Johns Hopkins School of Medicine already has an active hand transplant program. They even have a face transplant program. Now, it seems, they'll have a penis transplant program.

There, so far, have been only two penis transplants documented in medical journals. The first was a failed attempt in China back in 2006. The other was a successful attempt in Africa earlier this year.

The procedure is still considered experimental, but John Hopkins has given permission to doctors to perform 60 transplants. An estimated 1,367 men in the military have suffered wounds to their genitals from 2001 to 2013 in Iraq and Afghanistan. While the program at John Hopkins isn't exclusive to those injured in war, doctors have stated that it is an important population to serve.
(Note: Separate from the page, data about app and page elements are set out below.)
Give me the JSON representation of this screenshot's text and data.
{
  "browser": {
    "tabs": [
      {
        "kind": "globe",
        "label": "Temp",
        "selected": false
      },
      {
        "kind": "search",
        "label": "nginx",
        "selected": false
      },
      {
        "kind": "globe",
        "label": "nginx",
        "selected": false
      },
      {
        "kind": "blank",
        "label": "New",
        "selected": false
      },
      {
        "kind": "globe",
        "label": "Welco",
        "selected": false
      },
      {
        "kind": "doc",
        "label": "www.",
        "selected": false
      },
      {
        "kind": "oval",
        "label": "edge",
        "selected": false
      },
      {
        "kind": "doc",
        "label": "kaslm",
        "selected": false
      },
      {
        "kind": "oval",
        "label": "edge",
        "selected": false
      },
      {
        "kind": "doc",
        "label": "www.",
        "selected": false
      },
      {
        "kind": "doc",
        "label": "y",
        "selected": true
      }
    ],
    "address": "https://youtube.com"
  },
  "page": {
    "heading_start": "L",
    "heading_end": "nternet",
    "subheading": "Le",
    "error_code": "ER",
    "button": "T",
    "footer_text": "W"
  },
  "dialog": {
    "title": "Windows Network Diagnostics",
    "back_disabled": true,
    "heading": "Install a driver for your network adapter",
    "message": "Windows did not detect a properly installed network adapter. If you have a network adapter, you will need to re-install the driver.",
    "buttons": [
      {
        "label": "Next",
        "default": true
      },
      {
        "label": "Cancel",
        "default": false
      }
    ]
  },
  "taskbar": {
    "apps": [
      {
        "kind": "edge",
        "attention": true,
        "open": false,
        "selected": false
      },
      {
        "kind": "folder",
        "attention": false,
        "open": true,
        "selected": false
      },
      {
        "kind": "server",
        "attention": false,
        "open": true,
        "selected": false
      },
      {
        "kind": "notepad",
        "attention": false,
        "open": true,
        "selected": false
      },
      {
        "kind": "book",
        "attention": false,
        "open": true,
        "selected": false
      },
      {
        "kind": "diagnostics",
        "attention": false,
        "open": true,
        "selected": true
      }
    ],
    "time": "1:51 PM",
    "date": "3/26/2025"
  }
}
Like any other transplant there are certainly risks with the procedure. But the goal is for the transplant to start functioning within just months. Meaning the development of urinary function, sensation and eventually the ability to have sex.

Screening for potential candidates is already underway, and the first transplant for Johns Hopkins is set to take place within the next year.